→ **Aim of the exercise**
Every line below should come back exactly as written, though the pictures stay out.

→ **Data records**
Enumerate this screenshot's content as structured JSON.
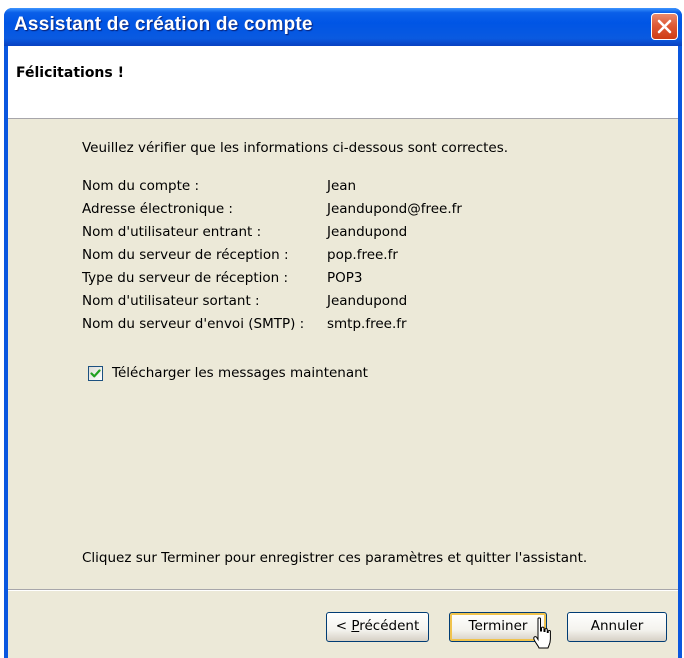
{
  "window": {
    "title": "Assistant de création de compte"
  },
  "header": {
    "heading": "Félicitations !"
  },
  "intro_text": "Veuillez vérifier que les informations ci-dessous sont correctes.",
  "info": [
    {
      "label": "Nom du compte :",
      "value": "Jean"
    },
    {
      "label": "Adresse électronique :",
      "value": "Jeandupond@free.fr"
    },
    {
      "label": "Nom d'utilisateur entrant :",
      "value": "Jeandupond"
    },
    {
      "label": "Nom du serveur de réception :",
      "value": "pop.free.fr"
    },
    {
      "label": "Type du serveur de réception :",
      "value": "POP3"
    },
    {
      "label": "Nom d'utilisateur sortant :",
      "value": "Jeandupond"
    },
    {
      "label": "Nom du serveur d'envoi (SMTP) :",
      "value": "smtp.free.fr"
    }
  ],
  "download_checkbox": {
    "label": "Télécharger les messages maintenant",
    "checked": true
  },
  "footer_text": "Cliquez sur Terminer pour enregistrer ces paramètres et quitter l'assistant.",
  "buttons": {
    "previous_prefix": "< ",
    "previous_access": "P",
    "previous_rest": "récédent",
    "finish": "Terminer",
    "cancel": "Annuler"
  },
  "colors": {
    "title_bar": "#0055e5",
    "dialog_bg": "#ece9d8",
    "close_button": "#df5a36"
  }
}
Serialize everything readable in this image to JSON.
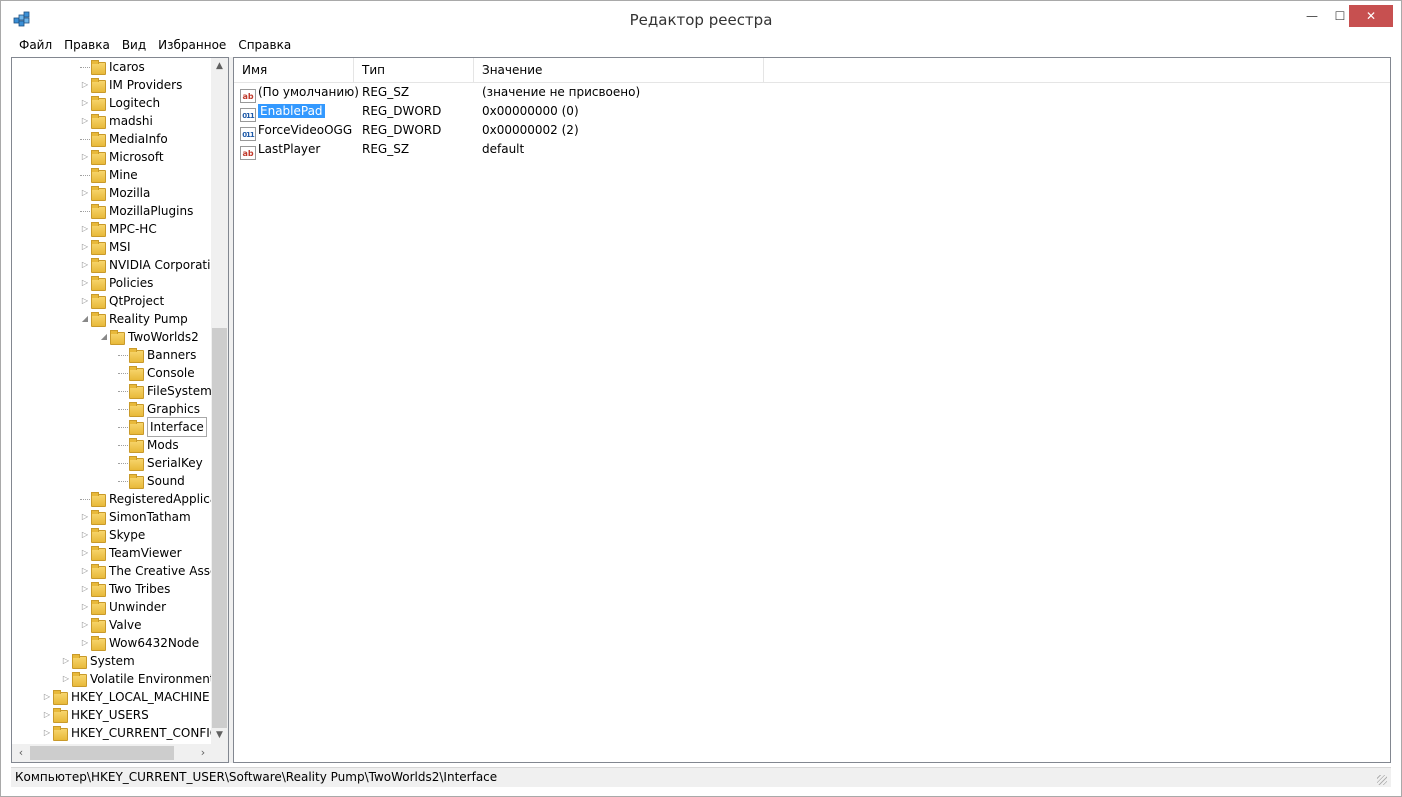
{
  "window": {
    "title": "Редактор реестра",
    "minimize_glyph": "—",
    "maximize_glyph": "☐",
    "close_glyph": "✕"
  },
  "menu": [
    "Файл",
    "Правка",
    "Вид",
    "Избранное",
    "Справка"
  ],
  "tree": {
    "items": [
      {
        "label": "Icaros",
        "level": 3,
        "expandable": false,
        "expanded": false
      },
      {
        "label": "IM Providers",
        "level": 3,
        "expandable": true,
        "expanded": false
      },
      {
        "label": "Logitech",
        "level": 3,
        "expandable": true,
        "expanded": false
      },
      {
        "label": "madshi",
        "level": 3,
        "expandable": true,
        "expanded": false
      },
      {
        "label": "MediaInfo",
        "level": 3,
        "expandable": false,
        "expanded": false
      },
      {
        "label": "Microsoft",
        "level": 3,
        "expandable": true,
        "expanded": false
      },
      {
        "label": "Mine",
        "level": 3,
        "expandable": false,
        "expanded": false
      },
      {
        "label": "Mozilla",
        "level": 3,
        "expandable": true,
        "expanded": false
      },
      {
        "label": "MozillaPlugins",
        "level": 3,
        "expandable": false,
        "expanded": false
      },
      {
        "label": "MPC-HC",
        "level": 3,
        "expandable": true,
        "expanded": false
      },
      {
        "label": "MSI",
        "level": 3,
        "expandable": true,
        "expanded": false
      },
      {
        "label": "NVIDIA Corporatic",
        "level": 3,
        "expandable": true,
        "expanded": false
      },
      {
        "label": "Policies",
        "level": 3,
        "expandable": true,
        "expanded": false
      },
      {
        "label": "QtProject",
        "level": 3,
        "expandable": true,
        "expanded": false
      },
      {
        "label": "Reality Pump",
        "level": 3,
        "expandable": true,
        "expanded": true
      },
      {
        "label": "TwoWorlds2",
        "level": 4,
        "expandable": true,
        "expanded": true
      },
      {
        "label": "Banners",
        "level": 5,
        "expandable": false,
        "expanded": false
      },
      {
        "label": "Console",
        "level": 5,
        "expandable": false,
        "expanded": false
      },
      {
        "label": "FileSystem",
        "level": 5,
        "expandable": false,
        "expanded": false
      },
      {
        "label": "Graphics",
        "level": 5,
        "expandable": false,
        "expanded": false
      },
      {
        "label": "Interface",
        "level": 5,
        "expandable": false,
        "expanded": false,
        "selected": true
      },
      {
        "label": "Mods",
        "level": 5,
        "expandable": false,
        "expanded": false
      },
      {
        "label": "SerialKey",
        "level": 5,
        "expandable": false,
        "expanded": false
      },
      {
        "label": "Sound",
        "level": 5,
        "expandable": false,
        "expanded": false
      },
      {
        "label": "RegisteredApplica",
        "level": 3,
        "expandable": false,
        "expanded": false
      },
      {
        "label": "SimonTatham",
        "level": 3,
        "expandable": true,
        "expanded": false
      },
      {
        "label": "Skype",
        "level": 3,
        "expandable": true,
        "expanded": false
      },
      {
        "label": "TeamViewer",
        "level": 3,
        "expandable": true,
        "expanded": false
      },
      {
        "label": "The Creative Asser",
        "level": 3,
        "expandable": true,
        "expanded": false
      },
      {
        "label": "Two Tribes",
        "level": 3,
        "expandable": true,
        "expanded": false
      },
      {
        "label": "Unwinder",
        "level": 3,
        "expandable": true,
        "expanded": false
      },
      {
        "label": "Valve",
        "level": 3,
        "expandable": true,
        "expanded": false
      },
      {
        "label": "Wow6432Node",
        "level": 3,
        "expandable": true,
        "expanded": false
      },
      {
        "label": "System",
        "level": 2,
        "expandable": true,
        "expanded": false
      },
      {
        "label": "Volatile Environment",
        "level": 2,
        "expandable": true,
        "expanded": false
      },
      {
        "label": "HKEY_LOCAL_MACHINE",
        "level": 1,
        "expandable": true,
        "expanded": false
      },
      {
        "label": "HKEY_USERS",
        "level": 1,
        "expandable": true,
        "expanded": false
      },
      {
        "label": "HKEY_CURRENT_CONFIG",
        "level": 1,
        "expandable": true,
        "expanded": false
      }
    ]
  },
  "values": {
    "columns": [
      "Имя",
      "Тип",
      "Значение"
    ],
    "rows": [
      {
        "icon": "string-value-icon",
        "name": "(По умолчанию)",
        "type": "REG_SZ",
        "data": "(значение не присвоено)",
        "selected": false
      },
      {
        "icon": "binary-value-icon",
        "name": "EnablePad",
        "type": "REG_DWORD",
        "data": "0x00000000 (0)",
        "selected": true
      },
      {
        "icon": "binary-value-icon",
        "name": "ForceVideoOGG",
        "type": "REG_DWORD",
        "data": "0x00000002 (2)",
        "selected": false
      },
      {
        "icon": "string-value-icon",
        "name": "LastPlayer",
        "type": "REG_SZ",
        "data": "default",
        "selected": false
      }
    ]
  },
  "status": {
    "path": "Компьютер\\HKEY_CURRENT_USER\\Software\\Reality Pump\\TwoWorlds2\\Interface"
  },
  "colors": {
    "selection": "#3399ff",
    "close_button": "#c75050",
    "folder": "#f7d56d"
  }
}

→ **Result of the exercise**
Enumerate this screenshot's content as structured JSON.
{
  "window": {
    "title": "Assistant de création de compte"
  },
  "header": {
    "heading": "Félicitations !"
  },
  "intro_text": "Veuillez vérifier que les informations ci-dessous sont correctes.",
  "info": [
    {
      "label": "Nom du compte :",
      "value": "Jean"
    },
    {
      "label": "Adresse électronique :",
      "value": "Jeandupond@free.fr"
    },
    {
      "label": "Nom d'utilisateur entrant :",
      "value": "Jeandupond"
    },
    {
      "label": "Nom du serveur de réception :",
      "value": "pop.free.fr"
    },
    {
      "label": "Type du serveur de réception :",
      "value": "POP3"
    },
    {
      "label": "Nom d'utilisateur sortant :",
      "value": "Jeandupond"
    },
    {
      "label": "Nom du serveur d'envoi (SMTP) :",
      "value": "smtp.free.fr"
    }
  ],
  "download_checkbox": {
    "label": "Télécharger les messages maintenant",
    "checked": true
  },
  "footer_text": "Cliquez sur Terminer pour enregistrer ces paramètres et quitter l'assistant.",
  "buttons": {
    "previous_prefix": "< ",
    "previous_access": "P",
    "previous_rest": "récédent",
    "finish": "Terminer",
    "cancel": "Annuler"
  },
  "colors": {
    "title_bar": "#0055e5",
    "dialog_bg": "#ece9d8",
    "close_button": "#df5a36"
  }
}
Serialize everything readable in this image to JSON.
{
  "window": {
    "title": "Редактор реестра",
    "minimize_glyph": "—",
    "maximize_glyph": "☐",
    "close_glyph": "✕"
  },
  "menu": [
    "Файл",
    "Правка",
    "Вид",
    "Избранное",
    "Справка"
  ],
  "tree": {
    "items": [
      {
        "label": "Icaros",
        "level": 3,
        "expandable": false,
        "expanded": false
      },
      {
        "label": "IM Providers",
        "level": 3,
        "expandable": true,
        "expanded": false
      },
      {
        "label": "Logitech",
        "level": 3,
        "expandable": true,
        "expanded": false
      },
      {
        "label": "madshi",
        "level": 3,
        "expandable": true,
        "expanded": false
      },
      {
        "label": "MediaInfo",
        "level": 3,
        "expandable": false,
        "expanded": false
      },
      {
        "label": "Microsoft",
        "level": 3,
        "expandable": true,
        "expanded": false
      },
      {
        "label": "Mine",
        "level": 3,
        "expandable": false,
        "expanded": false
      },
      {
        "label": "Mozilla",
        "level": 3,
        "expandable": true,
        "expanded": false
      },
      {
        "label": "MozillaPlugins",
        "level": 3,
        "expandable": false,
        "expanded": false
      },
      {
        "label": "MPC-HC",
        "level": 3,
        "expandable": true,
        "expanded": false
      },
      {
        "label": "MSI",
        "level": 3,
        "expandable": true,
        "expanded": false
      },
      {
        "label": "NVIDIA Corporatic",
        "level": 3,
        "expandable": true,
        "expanded": false
      },
      {
        "label": "Policies",
        "level": 3,
        "expandable": true,
        "expanded": false
      },
      {
        "label": "QtProject",
        "level": 3,
        "expandable": true,
        "expanded": false
      },
      {
        "label": "Reality Pump",
        "level": 3,
        "expandable": true,
        "expanded": true
      },
      {
        "label": "TwoWorlds2",
        "level": 4,
        "expandable": true,
        "expanded": true
      },
      {
        "label": "Banners",
        "level": 5,
        "expandable": false,
        "expanded": false
      },
      {
        "label": "Console",
        "level": 5,
        "expandable": false,
        "expanded": false
      },
      {
        "label": "FileSystem",
        "level": 5,
        "expandable": false,
        "expanded": false
      },
      {
        "label": "Graphics",
        "level": 5,
        "expandable": false,
        "expanded": false
      },
      {
        "label": "Interface",
        "level": 5,
        "expandable": false,
        "expanded": false,
        "selected": true
      },
      {
        "label": "Mods",
        "level": 5,
        "expandable": false,
        "expanded": false
      },
      {
        "label": "SerialKey",
        "level": 5,
        "expandable": false,
        "expanded": false
      },
      {
        "label": "Sound",
        "level": 5,
        "expandable": false,
        "expanded": false
      },
      {
        "label": "RegisteredApplica",
        "level": 3,
        "expandable": false,
        "expanded": false
      },
      {
        "label": "SimonTatham",
        "level": 3,
        "expandable": true,
        "expanded": false
      },
      {
        "label": "Skype",
        "level": 3,
        "expandable": true,
        "expanded": false
      },
      {
        "label": "TeamViewer",
        "level": 3,
        "expandable": true,
        "expanded": false
      },
      {
        "label": "The Creative Asser",
        "level": 3,
        "expandable": true,
        "expanded": false
      },
      {
        "label": "Two Tribes",
        "level": 3,
        "expandable": true,
        "expanded": false
      },
      {
        "label": "Unwinder",
        "level": 3,
        "expandable": true,
        "expanded": false
      },
      {
        "label": "Valve",
        "level": 3,
        "expandable": true,
        "expanded": false
      },
      {
        "label": "Wow6432Node",
        "level": 3,
        "expandable": true,
        "expanded": false
      },
      {
        "label": "System",
        "level": 2,
        "expandable": true,
        "expanded": false
      },
      {
        "label": "Volatile Environment",
        "level": 2,
        "expandable": true,
        "expanded": false
      },
      {
        "label": "HKEY_LOCAL_MACHINE",
        "level": 1,
        "expandable": true,
        "expanded": false
      },
      {
        "label": "HKEY_USERS",
        "level": 1,
        "expandable": true,
        "expanded": false
      },
      {
        "label": "HKEY_CURRENT_CONFIG",
        "level": 1,
        "expandable": true,
        "expanded": false
      }
    ]
  },
  "values": {
    "columns": [
      "Имя",
      "Тип",
      "Значение"
    ],
    "rows": [
      {
        "icon": "string-value-icon",
        "name": "(По умолчанию)",
        "type": "REG_SZ",
        "data": "(значение не присвоено)",
        "selected": false
      },
      {
        "icon": "binary-value-icon",
        "name": "EnablePad",
        "type": "REG_DWORD",
        "data": "0x00000000 (0)",
        "selected": true
      },
      {
        "icon": "binary-value-icon",
        "name": "ForceVideoOGG",
        "type": "REG_DWORD",
        "data": "0x00000002 (2)",
        "selected": false
      },
      {
        "icon": "string-value-icon",
        "name": "LastPlayer",
        "type": "REG_SZ",
        "data": "default",
        "selected": false
      }
    ]
  },
  "status": {
    "path": "Компьютер\\HKEY_CURRENT_USER\\Software\\Reality Pump\\TwoWorlds2\\Interface"
  },
  "colors": {
    "selection": "#3399ff",
    "close_button": "#c75050",
    "folder": "#f7d56d"
  }
}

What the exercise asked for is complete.